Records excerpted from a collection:
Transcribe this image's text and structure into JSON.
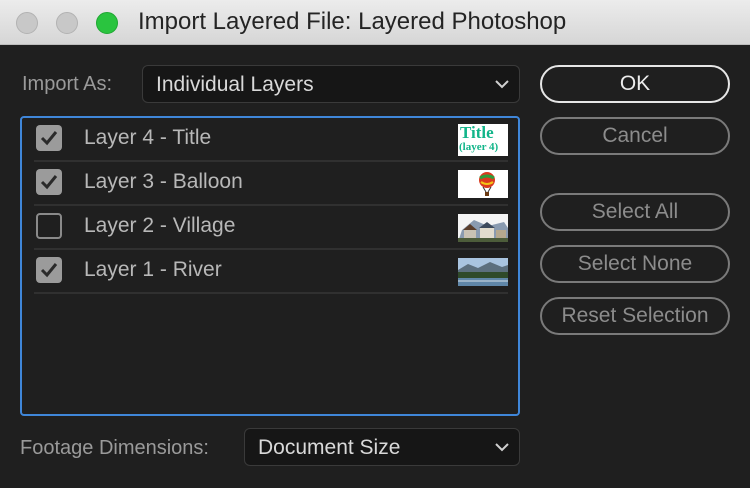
{
  "window": {
    "title": "Import Layered File: Layered Photoshop"
  },
  "import_as": {
    "label": "Import As:",
    "value": "Individual Layers"
  },
  "layers": [
    {
      "label": "Layer 4 - Title",
      "checked": true,
      "thumb": "title-text",
      "thumb_text_1": "Title",
      "thumb_text_2": "(layer 4)"
    },
    {
      "label": "Layer 3 - Balloon",
      "checked": true,
      "thumb": "balloon"
    },
    {
      "label": "Layer 2 - Village",
      "checked": false,
      "thumb": "village"
    },
    {
      "label": "Layer 1 - River",
      "checked": true,
      "thumb": "river"
    }
  ],
  "footage_dimensions": {
    "label": "Footage Dimensions:",
    "value": "Document Size"
  },
  "buttons": {
    "ok": "OK",
    "cancel": "Cancel",
    "select_all": "Select All",
    "select_none": "Select None",
    "reset_selection": "Reset Selection"
  },
  "colors": {
    "accent": "#3f86d9",
    "zoom_button": "#2ac43f"
  }
}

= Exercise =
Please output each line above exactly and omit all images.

= Expected answer =
Transcribe this image's text and structure into JSON.
{
  "window": {
    "title": "Import Layered File: Layered Photoshop"
  },
  "import_as": {
    "label": "Import As:",
    "value": "Individual Layers"
  },
  "layers": [
    {
      "label": "Layer 4 - Title",
      "checked": true,
      "thumb": "title-text",
      "thumb_text_1": "Title",
      "thumb_text_2": "(layer 4)"
    },
    {
      "label": "Layer 3 - Balloon",
      "checked": true,
      "thumb": "balloon"
    },
    {
      "label": "Layer 2 - Village",
      "checked": false,
      "thumb": "village"
    },
    {
      "label": "Layer 1 - River",
      "checked": true,
      "thumb": "river"
    }
  ],
  "footage_dimensions": {
    "label": "Footage Dimensions:",
    "value": "Document Size"
  },
  "buttons": {
    "ok": "OK",
    "cancel": "Cancel",
    "select_all": "Select All",
    "select_none": "Select None",
    "reset_selection": "Reset Selection"
  },
  "colors": {
    "accent": "#3f86d9",
    "zoom_button": "#2ac43f"
  }
}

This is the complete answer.